Of all the proposals, only 99 Bishopsgate, designed by Cheesegrater designer Graham Stirk – the “S” in RSHP – and maybe AFK’s 55 Bishopsgate come close to having designs which differentiate them from any other glass and steel tower.

But for developers, and for the City, which has consciously tried to calm down its skyline, this approach looks like the way forward. “I remember Stuart Lipton saying to me, probably 10 years ago, not every tower can be a perfume bottle,” Watts says.

Lipton’s 22 Bishopsgate, which notably lacks a nickname despite currently being the City’s tallest tower, seems to have set a trend. 

The Square Mile’s more charismatic towers were part of an “era of irrational exuberance”, Watts says. “Everyone did try to be a perfume bottle… Now, it’s a lot more nuanced than that.

“You’ve got to think about how the building is going to be used, a much richer mix of amenities, this sort of blurring between the private and the public and the activity of the ground for spaces, and social value.”

For those that like the idea of a cluster of perfume bottles in the City, they may be disappointed. But it seems equally as likely that only a handful of these towers will actually get built at all. We can only watch this increasingly congested and competitive space.

NLA city cluster

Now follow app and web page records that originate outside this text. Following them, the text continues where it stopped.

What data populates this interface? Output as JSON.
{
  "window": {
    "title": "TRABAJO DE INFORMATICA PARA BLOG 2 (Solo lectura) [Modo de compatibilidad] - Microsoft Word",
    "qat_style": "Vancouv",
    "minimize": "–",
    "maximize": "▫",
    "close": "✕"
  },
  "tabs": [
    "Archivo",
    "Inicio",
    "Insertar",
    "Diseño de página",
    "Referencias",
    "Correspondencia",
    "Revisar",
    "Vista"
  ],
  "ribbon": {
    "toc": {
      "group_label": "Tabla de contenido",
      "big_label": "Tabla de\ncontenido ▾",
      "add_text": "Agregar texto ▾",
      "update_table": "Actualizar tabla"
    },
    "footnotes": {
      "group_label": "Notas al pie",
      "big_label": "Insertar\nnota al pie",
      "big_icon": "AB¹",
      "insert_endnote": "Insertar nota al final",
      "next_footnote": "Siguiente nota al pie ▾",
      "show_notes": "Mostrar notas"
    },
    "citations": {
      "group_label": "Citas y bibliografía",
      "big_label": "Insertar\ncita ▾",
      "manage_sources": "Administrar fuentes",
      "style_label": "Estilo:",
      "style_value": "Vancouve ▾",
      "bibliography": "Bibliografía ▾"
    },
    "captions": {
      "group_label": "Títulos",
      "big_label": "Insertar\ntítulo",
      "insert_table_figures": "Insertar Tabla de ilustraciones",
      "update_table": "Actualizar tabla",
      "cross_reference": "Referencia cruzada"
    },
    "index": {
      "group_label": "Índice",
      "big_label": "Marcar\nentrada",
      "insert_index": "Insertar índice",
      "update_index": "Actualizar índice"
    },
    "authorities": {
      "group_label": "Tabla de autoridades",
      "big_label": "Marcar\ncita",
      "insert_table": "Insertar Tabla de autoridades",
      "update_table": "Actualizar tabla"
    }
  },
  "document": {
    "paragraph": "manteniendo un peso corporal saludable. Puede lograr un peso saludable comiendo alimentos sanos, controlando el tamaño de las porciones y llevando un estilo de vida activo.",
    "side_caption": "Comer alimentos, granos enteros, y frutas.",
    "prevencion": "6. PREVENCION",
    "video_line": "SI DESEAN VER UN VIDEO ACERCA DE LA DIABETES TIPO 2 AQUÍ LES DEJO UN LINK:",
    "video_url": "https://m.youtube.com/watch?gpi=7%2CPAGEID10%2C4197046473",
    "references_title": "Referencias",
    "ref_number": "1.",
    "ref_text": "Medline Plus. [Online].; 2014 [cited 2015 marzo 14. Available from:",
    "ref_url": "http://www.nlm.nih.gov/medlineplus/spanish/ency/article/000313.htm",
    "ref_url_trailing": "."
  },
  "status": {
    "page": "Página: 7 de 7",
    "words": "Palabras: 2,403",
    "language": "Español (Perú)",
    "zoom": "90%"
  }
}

New London Architecture’s CGI of the London skyline in 2030, although this includes Eric Parry’s earlier version of 1 Undershaft. The firm’s redesign has been submitted for planning but not yet approved